In short, while international criminal tribunals and human rights courts have done much to address IHL violations indirectly, a direct mechanism to prevent such violations is necessary.

There have been many proposals for such a direct mechanism over the years.  First, the establishment of a High International Committee to monitor such IHL violations in armed conflict was suggested.  Second, the ICRC proposed an ad hoc body along the lines of the international criminal tribunals.  And third, the ICRC has proposed standing bodies similar to the human rights courts to monitor abuses and handle individual petitions.  These proposals should continue to be the topic of discussion to fill the void left by the international criminal tribunals and human rights courts.

Lastly, cyber-warfare presents a particular problem to States that are struggling to comply with their IHL obligations in response thereto.  “Means and methods of cyber warfare are subject to IHL just like other new technologies.”  Nevertheless, this technology presents a challenging task, the details of which are addressed at length in Dr. Kellenberger’s book.  But suffice it to say, any response to such cyber attacks must be taken only after careful deliberation.

In conclusion, while there are many new challenges to IHL, IHL is sufficient to deal with these challenges, provided States act responsibly to IHL violations after sober consideration.  IHL nevertheless should be expanded to address these new complexities.

Remarks by Professor Leila Sadat

Theme: importance of law in confronting the complexity of violence, in particular the role of IHL in confronting armed conflict.  In his recent work, Dr. Kellenberger proffered three ways to moderate the effects of violence in the world: commitment to reason, understanding, and humanity.  First, with respect to reason, law alone is not enough to prevent violence; violence must be prevented before the case reaches the courthouse door.  Second, with respect to understanding, while Hobbes may have said that life is “brutal and short,” such a reality should not stop our attempts at understanding those who are different from us.  Third, with respect to humanity, despite the exhortations to the contrary, universal norms can be applied to all peoples regardless of cultural differences, provided those cultural differences are respected.  Finally, States should do more than just criticize the shortfalls of IHL; they should strive to live up to their IHL obligations.

Gaps in IHL

While the ad hoc tribunals and the ICC have done much to punish war crimes, crimes against humanity, genocide, and even the crime of aggression (by 2017?), there is a need for a Crimes Against Humanity Convention.  The failure of the international community to take up the Crimes Against Humanity Convention is the product of what Dr. Kellenberger described as the global community of States’ first defect: the preference for abstention over action when it comes to tackling problematic issues.  The international community cannot, however, let difficult, problematic issues deter it from tackling crimes against humanity or adopting the aforementioned convention, which is necessary to fill a lacuna in the law.  With that said, it will likely fall to a body other than the ICRC to ensure that this becomes a reality.

Finally, powerful States, such as the United States, must do more to comply with their IHL obligations.  The US must be a leader in IHL compliance and development, and must not allow internal political disputes to justify noncompliance.


Leave a comment

Filed under International Criminal Law, International Human Rights, News and Events, Public International Law

Leave a Reply

Fill in your details below or click an icon to log in: Logo

You are commenting using your account.

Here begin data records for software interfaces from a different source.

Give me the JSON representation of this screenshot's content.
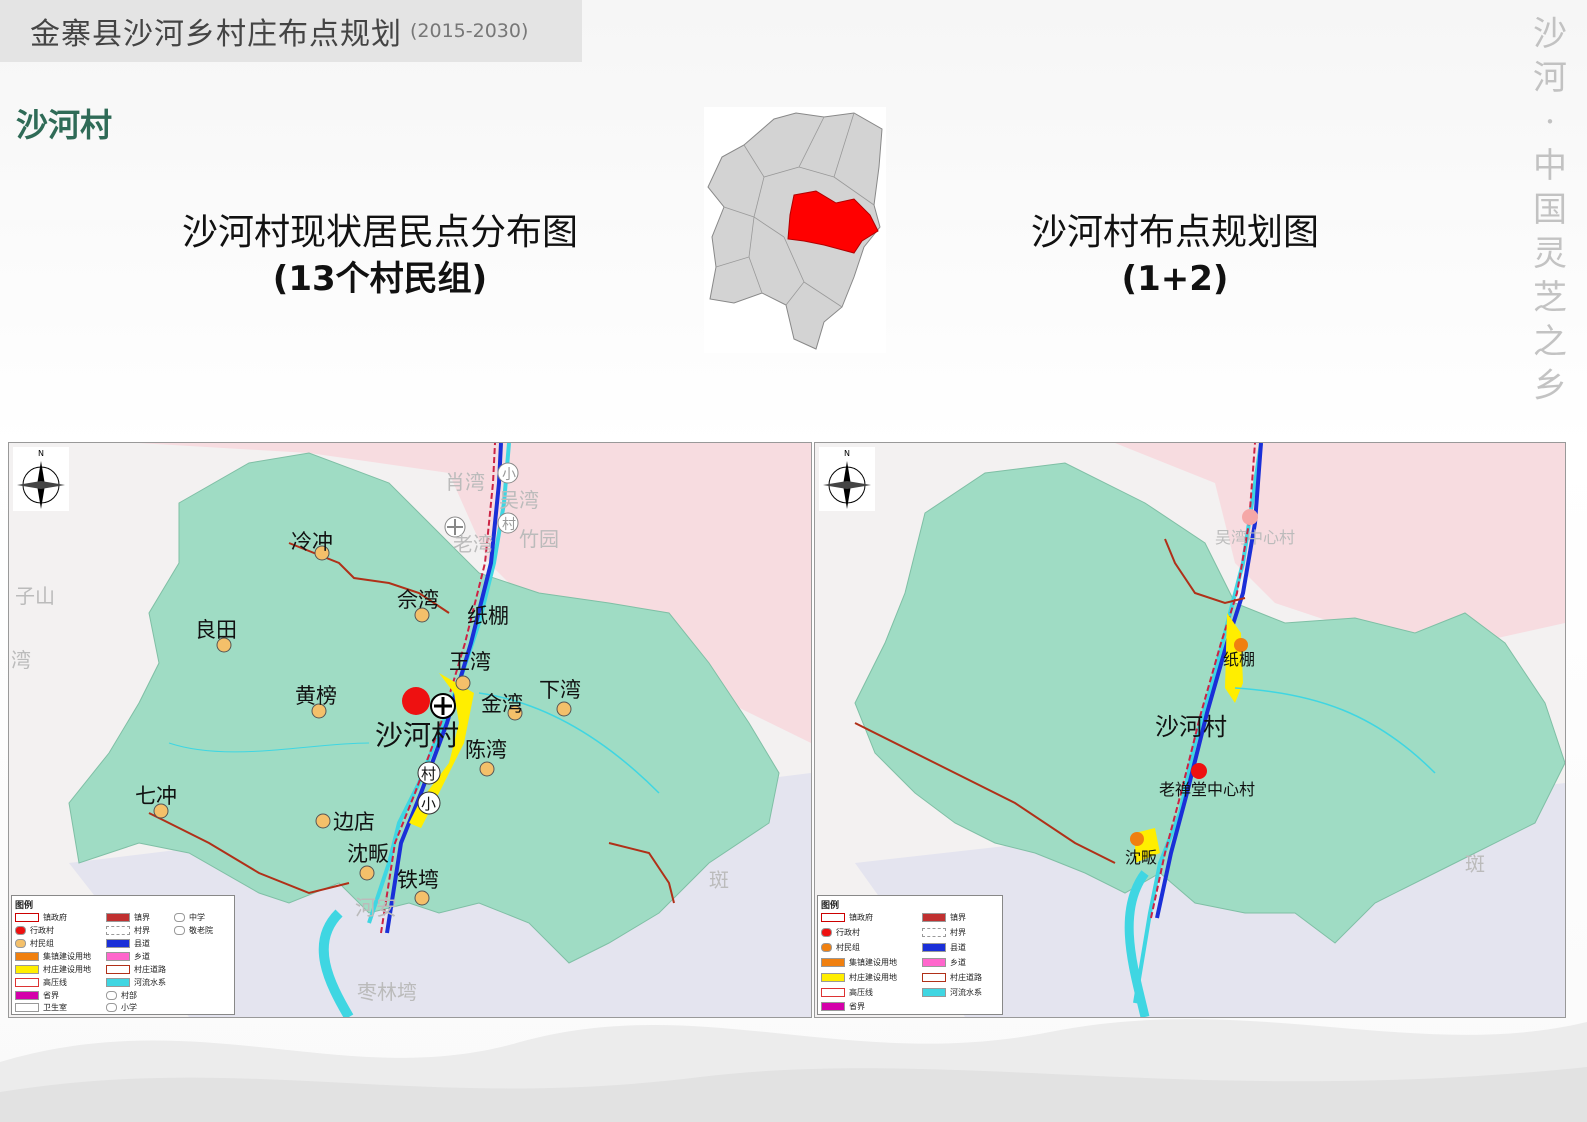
{
  "header": {
    "title": "金寨县沙河乡村庄布点规划",
    "years": "(2015-2030)"
  },
  "section": {
    "village_name": "沙河村"
  },
  "slogan": [
    "沙",
    "河",
    "·",
    "中",
    "国",
    "灵",
    "芝",
    "之",
    "乡"
  ],
  "left_map": {
    "title": "沙河村现状居民点分布图",
    "subtitle": "(13个村民组)",
    "labels": {
      "xiaowan": "肖湾",
      "xiao_top": "小",
      "wuwan": "吴湾",
      "cun_top": "村",
      "laowan": "老湾",
      "zhuyuan": "竹园",
      "lengchong": "冷冲",
      "yuwan": "佘湾",
      "zhipeng": "纸棚",
      "liangtian": "良田",
      "wangwan": "王湾",
      "huangbang": "黄榜",
      "xiawan": "下湾",
      "jinwan": "金湾",
      "shahecun": "沙河村",
      "chenwan": "陈湾",
      "cun_badge": "村",
      "xiao_badge": "小",
      "qichong": "七冲",
      "biandian": "边店",
      "shenfan": "沈畈",
      "tiewan": "铁塆",
      "hean": "河安",
      "zaolinwan": "枣林塆",
      "ban": "斑",
      "zishan": "子山",
      "wan_left": "湾"
    },
    "legend": {
      "title": "图例",
      "items": [
        "镇政府",
        "行政村",
        "村民组",
        "集镇建设用地",
        "村庄建设用地",
        "高压线",
        "省界",
        "卫生室",
        "镇界",
        "村界",
        "县道",
        "乡道",
        "村庄道路",
        "河流水系",
        "村部",
        "小学",
        "中学",
        "敬老院"
      ]
    }
  },
  "right_map": {
    "title": "沙河村布点规划图",
    "subtitle": "(1+2)",
    "labels": {
      "wuwan_center": "吴湾中心村",
      "zhipeng": "纸棚",
      "shahecun": "沙河村",
      "laochantang": "老禅堂中心村",
      "shenfan": "沈畈",
      "ban": "斑"
    },
    "legend": {
      "title": "图例",
      "items": [
        "镇政府",
        "行政村",
        "村民组",
        "集镇建设用地",
        "村庄建设用地",
        "高压线",
        "省界",
        "镇界",
        "村界",
        "县道",
        "乡道",
        "村庄道路",
        "河流水系"
      ]
    }
  },
  "colors": {
    "territory": "#9fdcc4",
    "neighbor": "#f7dce0",
    "outside": "#f2f2f2",
    "highlight_region": "#ff0000",
    "county_road": "#1a2fd8",
    "village_road": "#b03018",
    "river": "#3fd6e2",
    "construction": "#ffee00",
    "village_dot": "#f4c06a"
  },
  "compass_label": "N"
}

Log Out /  Change )

Google+ photo

You are commenting using your Google+ account. Log Out /  Change )

Twitter picture

You are commenting using your Twitter account. Log Out /  Change )

Facebook photo

You are commenting using your Facebook account. Log Out /  Change )


Connecting to %s